DATASET ENTRIES Block Start

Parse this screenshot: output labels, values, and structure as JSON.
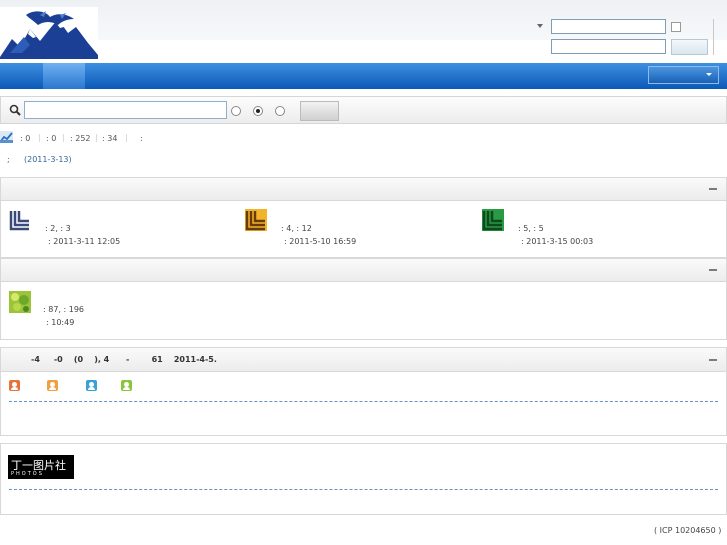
{
  "stats": {
    "item1": ": 0",
    "item2": ": 0",
    "item3": ": 252",
    "item4": ": 34",
    "item5": ":",
    "separator": "|"
  },
  "announcement": {
    "prefix": ";",
    "link": "(2011-3-13)"
  },
  "forums": [
    {
      "line1": ": 2,  : 3",
      "line2": ": 2011-3-11 12:05",
      "icon": "forum-icon-navy",
      "color": "#3c4a7a"
    },
    {
      "line1": ": 4,  : 12",
      "line2": ": 2011-5-10 16:59",
      "icon": "forum-icon-orange",
      "color": "#e8a020"
    },
    {
      "line1": ": 5,  : 5",
      "line2": ": 2011-3-15 00:03",
      "icon": "forum-icon-green",
      "color": "#2a8a3a"
    },
    {
      "line1": ": 87,  : 196",
      "line2": ":    10:49",
      "icon": "forum-icon-photo"
    }
  ],
  "online": {
    "summary": "-4     -0    (0    ), 4      -        61    2011-4-5."
  },
  "links": {
    "logo_cn": "丁一图片社",
    "logo_en": "PHOTOS"
  },
  "footer": {
    "icp": "(  ICP 10204650  )"
  },
  "icons": {
    "search": "search-icon",
    "stats": "stats-chart-icon",
    "collapse": "collapse-minus-icon",
    "user": "user-icon"
  }
}
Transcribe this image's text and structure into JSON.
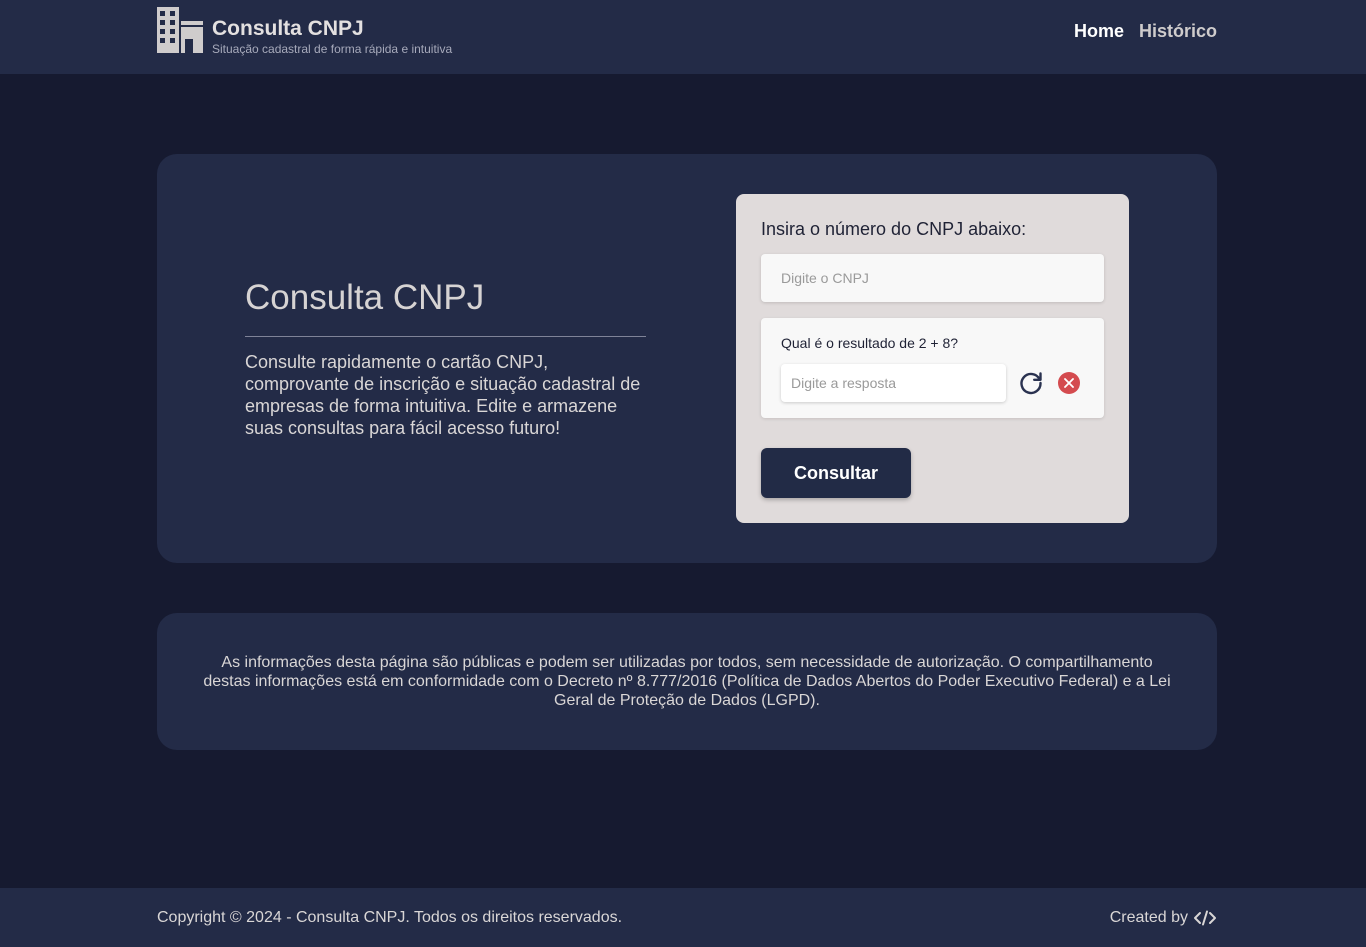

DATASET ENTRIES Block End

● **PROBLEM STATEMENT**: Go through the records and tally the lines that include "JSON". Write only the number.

● **ANSWER SECTION**: 2